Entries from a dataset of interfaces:
* * *
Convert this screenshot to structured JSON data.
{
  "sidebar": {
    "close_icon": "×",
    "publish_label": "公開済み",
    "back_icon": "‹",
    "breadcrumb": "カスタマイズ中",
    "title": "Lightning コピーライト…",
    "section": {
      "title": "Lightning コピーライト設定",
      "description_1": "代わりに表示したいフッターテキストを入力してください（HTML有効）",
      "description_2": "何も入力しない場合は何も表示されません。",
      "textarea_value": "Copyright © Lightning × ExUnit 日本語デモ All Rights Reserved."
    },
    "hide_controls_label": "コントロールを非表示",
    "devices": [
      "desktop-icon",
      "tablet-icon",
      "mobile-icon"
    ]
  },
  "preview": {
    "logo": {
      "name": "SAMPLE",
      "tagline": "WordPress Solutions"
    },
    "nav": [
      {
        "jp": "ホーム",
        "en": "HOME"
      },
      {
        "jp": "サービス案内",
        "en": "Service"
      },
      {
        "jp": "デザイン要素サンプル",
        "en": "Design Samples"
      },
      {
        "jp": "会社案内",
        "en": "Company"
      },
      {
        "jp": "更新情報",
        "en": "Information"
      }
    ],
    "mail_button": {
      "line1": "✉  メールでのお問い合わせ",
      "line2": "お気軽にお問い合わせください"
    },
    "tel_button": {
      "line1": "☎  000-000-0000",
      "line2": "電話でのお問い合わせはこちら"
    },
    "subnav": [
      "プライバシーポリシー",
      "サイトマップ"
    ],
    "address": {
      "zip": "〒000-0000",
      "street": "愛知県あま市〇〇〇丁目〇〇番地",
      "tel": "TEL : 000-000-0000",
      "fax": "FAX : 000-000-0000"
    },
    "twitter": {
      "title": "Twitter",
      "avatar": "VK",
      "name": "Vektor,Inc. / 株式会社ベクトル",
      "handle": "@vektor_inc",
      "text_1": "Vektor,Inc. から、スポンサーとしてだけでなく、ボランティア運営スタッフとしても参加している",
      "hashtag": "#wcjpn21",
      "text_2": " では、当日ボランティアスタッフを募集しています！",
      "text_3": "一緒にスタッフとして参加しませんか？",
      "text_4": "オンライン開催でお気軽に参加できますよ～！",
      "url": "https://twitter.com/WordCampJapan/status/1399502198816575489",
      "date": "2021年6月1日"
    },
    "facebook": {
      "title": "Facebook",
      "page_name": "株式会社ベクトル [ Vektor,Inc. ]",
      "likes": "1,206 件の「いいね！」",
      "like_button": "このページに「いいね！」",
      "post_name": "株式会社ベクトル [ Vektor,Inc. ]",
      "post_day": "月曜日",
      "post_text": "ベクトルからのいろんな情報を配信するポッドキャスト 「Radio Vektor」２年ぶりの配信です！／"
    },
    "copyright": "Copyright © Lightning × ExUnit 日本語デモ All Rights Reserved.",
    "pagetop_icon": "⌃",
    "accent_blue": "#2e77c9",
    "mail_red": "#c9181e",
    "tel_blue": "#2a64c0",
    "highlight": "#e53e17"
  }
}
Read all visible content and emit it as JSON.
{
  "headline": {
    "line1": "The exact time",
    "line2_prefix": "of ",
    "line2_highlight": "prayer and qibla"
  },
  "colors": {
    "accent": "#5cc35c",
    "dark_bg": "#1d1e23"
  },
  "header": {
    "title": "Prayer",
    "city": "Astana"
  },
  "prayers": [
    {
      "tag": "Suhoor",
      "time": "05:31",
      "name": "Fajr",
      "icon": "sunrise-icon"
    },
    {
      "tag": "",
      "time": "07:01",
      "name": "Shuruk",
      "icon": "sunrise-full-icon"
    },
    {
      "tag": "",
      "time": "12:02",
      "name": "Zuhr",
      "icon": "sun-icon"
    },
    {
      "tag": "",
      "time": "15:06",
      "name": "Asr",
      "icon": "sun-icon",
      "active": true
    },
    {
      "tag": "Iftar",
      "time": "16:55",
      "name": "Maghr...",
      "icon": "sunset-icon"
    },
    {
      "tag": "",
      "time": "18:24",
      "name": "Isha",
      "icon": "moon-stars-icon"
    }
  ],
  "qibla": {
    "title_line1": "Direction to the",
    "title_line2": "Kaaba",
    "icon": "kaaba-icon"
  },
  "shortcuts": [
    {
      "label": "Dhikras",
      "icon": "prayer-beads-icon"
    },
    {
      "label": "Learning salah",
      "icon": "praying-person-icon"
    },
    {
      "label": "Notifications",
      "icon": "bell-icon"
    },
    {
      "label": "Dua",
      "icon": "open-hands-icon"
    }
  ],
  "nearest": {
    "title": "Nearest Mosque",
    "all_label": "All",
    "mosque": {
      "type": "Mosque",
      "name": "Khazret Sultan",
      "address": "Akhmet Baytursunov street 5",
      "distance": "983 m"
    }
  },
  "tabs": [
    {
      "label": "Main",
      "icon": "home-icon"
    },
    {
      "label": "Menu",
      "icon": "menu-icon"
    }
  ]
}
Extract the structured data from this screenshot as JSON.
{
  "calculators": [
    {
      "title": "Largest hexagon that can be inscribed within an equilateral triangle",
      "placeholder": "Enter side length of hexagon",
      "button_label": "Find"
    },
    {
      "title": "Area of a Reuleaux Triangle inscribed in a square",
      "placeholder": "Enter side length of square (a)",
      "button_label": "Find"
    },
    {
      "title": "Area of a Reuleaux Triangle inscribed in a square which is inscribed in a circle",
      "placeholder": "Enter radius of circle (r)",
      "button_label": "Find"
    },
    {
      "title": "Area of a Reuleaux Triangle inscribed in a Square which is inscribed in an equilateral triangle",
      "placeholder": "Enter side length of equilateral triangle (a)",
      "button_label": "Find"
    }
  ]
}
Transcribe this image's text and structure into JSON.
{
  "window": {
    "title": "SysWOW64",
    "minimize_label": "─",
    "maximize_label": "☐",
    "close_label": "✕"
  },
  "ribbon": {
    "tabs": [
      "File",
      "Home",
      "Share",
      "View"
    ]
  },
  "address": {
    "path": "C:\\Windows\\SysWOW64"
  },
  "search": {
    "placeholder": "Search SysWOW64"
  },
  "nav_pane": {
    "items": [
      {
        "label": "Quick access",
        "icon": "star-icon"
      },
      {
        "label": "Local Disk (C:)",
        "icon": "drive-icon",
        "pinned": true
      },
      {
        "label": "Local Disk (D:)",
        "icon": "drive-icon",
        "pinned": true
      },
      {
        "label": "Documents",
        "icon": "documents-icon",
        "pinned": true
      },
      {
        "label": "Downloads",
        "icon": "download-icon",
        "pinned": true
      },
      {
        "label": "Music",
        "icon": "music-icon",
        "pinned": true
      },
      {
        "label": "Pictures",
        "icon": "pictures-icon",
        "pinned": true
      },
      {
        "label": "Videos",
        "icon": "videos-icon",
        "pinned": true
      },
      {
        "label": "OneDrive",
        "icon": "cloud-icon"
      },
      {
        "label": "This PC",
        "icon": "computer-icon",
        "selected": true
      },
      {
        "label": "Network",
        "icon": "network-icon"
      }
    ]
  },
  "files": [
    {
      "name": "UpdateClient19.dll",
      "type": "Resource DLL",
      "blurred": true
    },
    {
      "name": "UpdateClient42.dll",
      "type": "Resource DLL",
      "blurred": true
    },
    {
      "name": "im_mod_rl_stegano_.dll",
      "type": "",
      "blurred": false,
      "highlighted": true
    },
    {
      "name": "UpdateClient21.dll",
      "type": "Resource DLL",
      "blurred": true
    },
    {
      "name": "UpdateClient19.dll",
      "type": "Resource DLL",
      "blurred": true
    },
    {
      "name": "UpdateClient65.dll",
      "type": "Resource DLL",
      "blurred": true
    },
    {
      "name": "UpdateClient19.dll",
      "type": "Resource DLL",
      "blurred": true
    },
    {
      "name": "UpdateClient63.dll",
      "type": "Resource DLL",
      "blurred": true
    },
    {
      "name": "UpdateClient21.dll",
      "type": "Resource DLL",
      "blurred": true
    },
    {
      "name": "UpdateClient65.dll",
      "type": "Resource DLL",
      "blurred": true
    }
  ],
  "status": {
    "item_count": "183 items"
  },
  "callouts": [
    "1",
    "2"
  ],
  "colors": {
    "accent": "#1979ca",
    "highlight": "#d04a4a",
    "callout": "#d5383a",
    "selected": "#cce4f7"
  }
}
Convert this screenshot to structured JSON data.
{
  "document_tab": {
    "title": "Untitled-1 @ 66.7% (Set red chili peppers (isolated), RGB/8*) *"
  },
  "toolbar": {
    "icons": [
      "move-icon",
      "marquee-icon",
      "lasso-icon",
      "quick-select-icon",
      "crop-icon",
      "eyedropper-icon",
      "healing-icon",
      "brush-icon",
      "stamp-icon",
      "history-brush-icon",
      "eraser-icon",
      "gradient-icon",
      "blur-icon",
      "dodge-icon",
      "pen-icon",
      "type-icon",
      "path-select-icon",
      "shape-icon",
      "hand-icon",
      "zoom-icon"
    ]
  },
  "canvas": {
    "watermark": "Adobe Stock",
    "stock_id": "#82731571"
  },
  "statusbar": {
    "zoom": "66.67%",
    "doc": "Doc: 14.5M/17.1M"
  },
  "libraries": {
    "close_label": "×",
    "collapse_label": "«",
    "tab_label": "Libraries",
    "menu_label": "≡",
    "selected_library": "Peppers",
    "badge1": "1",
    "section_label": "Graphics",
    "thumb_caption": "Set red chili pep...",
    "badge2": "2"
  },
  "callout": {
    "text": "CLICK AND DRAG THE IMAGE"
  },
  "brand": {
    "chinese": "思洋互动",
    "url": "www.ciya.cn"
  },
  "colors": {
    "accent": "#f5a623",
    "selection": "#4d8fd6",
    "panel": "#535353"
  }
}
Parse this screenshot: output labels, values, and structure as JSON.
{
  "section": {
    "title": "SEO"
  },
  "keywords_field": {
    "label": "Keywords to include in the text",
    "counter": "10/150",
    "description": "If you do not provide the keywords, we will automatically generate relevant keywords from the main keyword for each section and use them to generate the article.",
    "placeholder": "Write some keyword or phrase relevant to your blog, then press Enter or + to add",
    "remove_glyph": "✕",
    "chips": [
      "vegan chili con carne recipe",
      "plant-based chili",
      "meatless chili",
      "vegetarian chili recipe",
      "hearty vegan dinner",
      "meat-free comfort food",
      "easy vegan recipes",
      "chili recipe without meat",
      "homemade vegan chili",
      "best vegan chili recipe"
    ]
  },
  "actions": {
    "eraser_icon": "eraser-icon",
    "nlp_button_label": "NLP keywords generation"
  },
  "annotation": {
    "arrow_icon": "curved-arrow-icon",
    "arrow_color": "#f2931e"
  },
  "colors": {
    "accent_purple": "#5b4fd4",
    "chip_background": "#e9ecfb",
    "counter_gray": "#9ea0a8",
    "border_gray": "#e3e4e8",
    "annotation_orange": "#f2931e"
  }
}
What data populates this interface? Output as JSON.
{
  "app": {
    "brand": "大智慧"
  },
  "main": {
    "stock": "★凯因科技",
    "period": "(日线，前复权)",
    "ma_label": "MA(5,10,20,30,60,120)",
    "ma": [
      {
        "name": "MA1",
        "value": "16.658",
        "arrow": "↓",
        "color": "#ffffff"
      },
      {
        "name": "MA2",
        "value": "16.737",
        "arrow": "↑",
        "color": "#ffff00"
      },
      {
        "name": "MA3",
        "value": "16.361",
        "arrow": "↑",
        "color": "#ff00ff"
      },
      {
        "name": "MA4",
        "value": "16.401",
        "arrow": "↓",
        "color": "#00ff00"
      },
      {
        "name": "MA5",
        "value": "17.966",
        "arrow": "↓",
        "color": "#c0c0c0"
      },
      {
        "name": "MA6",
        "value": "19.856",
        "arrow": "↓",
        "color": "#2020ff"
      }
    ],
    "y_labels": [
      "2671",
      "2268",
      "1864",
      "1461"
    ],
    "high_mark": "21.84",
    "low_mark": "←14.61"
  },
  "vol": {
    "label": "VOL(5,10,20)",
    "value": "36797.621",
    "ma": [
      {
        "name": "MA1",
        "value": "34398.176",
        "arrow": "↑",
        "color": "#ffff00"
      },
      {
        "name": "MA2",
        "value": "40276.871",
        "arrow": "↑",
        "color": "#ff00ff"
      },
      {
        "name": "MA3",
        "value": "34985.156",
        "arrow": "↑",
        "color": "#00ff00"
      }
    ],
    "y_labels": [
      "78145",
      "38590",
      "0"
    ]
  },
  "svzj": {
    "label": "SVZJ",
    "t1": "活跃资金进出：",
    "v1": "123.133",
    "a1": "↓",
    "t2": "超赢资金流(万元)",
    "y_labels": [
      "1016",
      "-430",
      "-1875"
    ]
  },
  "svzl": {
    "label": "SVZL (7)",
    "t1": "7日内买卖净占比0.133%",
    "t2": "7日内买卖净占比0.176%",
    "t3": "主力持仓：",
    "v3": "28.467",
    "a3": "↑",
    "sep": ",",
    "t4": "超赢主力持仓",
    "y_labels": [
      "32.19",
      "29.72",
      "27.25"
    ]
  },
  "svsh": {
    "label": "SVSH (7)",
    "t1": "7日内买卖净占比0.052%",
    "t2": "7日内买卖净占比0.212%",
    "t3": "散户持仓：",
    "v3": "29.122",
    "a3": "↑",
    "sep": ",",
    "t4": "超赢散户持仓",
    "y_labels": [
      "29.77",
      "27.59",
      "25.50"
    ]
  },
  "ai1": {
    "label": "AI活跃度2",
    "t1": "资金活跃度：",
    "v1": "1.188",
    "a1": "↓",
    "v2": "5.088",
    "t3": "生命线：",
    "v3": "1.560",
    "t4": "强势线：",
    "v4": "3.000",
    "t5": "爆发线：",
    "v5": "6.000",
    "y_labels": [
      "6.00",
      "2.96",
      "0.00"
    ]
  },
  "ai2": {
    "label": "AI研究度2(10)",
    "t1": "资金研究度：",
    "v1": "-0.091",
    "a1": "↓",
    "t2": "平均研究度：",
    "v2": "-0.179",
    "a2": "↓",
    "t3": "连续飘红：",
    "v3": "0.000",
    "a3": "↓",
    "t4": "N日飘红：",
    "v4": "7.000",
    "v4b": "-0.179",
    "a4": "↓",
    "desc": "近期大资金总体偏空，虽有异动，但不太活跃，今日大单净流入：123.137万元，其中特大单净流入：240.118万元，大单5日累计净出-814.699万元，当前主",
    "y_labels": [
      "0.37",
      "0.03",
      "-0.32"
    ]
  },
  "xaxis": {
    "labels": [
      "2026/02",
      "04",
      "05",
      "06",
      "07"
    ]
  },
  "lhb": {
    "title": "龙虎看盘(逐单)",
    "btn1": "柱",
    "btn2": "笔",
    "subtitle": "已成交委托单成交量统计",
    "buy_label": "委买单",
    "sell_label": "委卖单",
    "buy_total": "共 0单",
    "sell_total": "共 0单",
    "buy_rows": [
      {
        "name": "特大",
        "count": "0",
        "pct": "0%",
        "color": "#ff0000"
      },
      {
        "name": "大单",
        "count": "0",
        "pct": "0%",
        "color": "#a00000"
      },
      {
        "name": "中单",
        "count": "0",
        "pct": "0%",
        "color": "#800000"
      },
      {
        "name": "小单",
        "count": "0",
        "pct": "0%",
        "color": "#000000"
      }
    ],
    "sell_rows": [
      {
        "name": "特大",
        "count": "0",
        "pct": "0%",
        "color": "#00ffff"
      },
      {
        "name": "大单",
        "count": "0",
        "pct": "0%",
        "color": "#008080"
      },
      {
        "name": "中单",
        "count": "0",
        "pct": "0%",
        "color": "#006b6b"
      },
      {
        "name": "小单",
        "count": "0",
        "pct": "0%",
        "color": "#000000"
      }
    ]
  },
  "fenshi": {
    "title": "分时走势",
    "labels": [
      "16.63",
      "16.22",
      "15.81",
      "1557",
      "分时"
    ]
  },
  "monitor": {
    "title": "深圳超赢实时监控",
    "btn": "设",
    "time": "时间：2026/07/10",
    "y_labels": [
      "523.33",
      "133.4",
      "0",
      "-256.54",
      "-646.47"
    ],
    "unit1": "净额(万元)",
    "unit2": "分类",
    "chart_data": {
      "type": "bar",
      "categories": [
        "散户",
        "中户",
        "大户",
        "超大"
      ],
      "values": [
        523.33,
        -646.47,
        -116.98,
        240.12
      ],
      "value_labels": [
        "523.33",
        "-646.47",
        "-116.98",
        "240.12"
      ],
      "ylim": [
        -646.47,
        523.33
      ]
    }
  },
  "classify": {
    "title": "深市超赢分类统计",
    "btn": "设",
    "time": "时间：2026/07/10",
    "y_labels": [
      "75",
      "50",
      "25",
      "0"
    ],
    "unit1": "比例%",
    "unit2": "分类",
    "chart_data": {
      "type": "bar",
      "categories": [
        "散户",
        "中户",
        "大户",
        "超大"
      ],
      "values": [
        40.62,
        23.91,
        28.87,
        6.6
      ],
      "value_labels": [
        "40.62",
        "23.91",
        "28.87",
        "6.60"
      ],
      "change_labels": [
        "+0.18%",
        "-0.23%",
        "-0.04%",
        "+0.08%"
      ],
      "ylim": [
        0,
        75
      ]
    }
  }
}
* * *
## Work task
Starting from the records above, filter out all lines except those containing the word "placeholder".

## Completed task
      "placeholder": "Enter side length of hexagon",
      "placeholder": "Enter side length of square (a)",
      "placeholder": "Enter radius of circle (r)",
      "placeholder": "Enter side length of equilateral triangle (a)",
    "placeholder": "Search SysWOW64"
    "placeholder": "Write some keyword or phrase relevant to your blog, then press Enter or + to add",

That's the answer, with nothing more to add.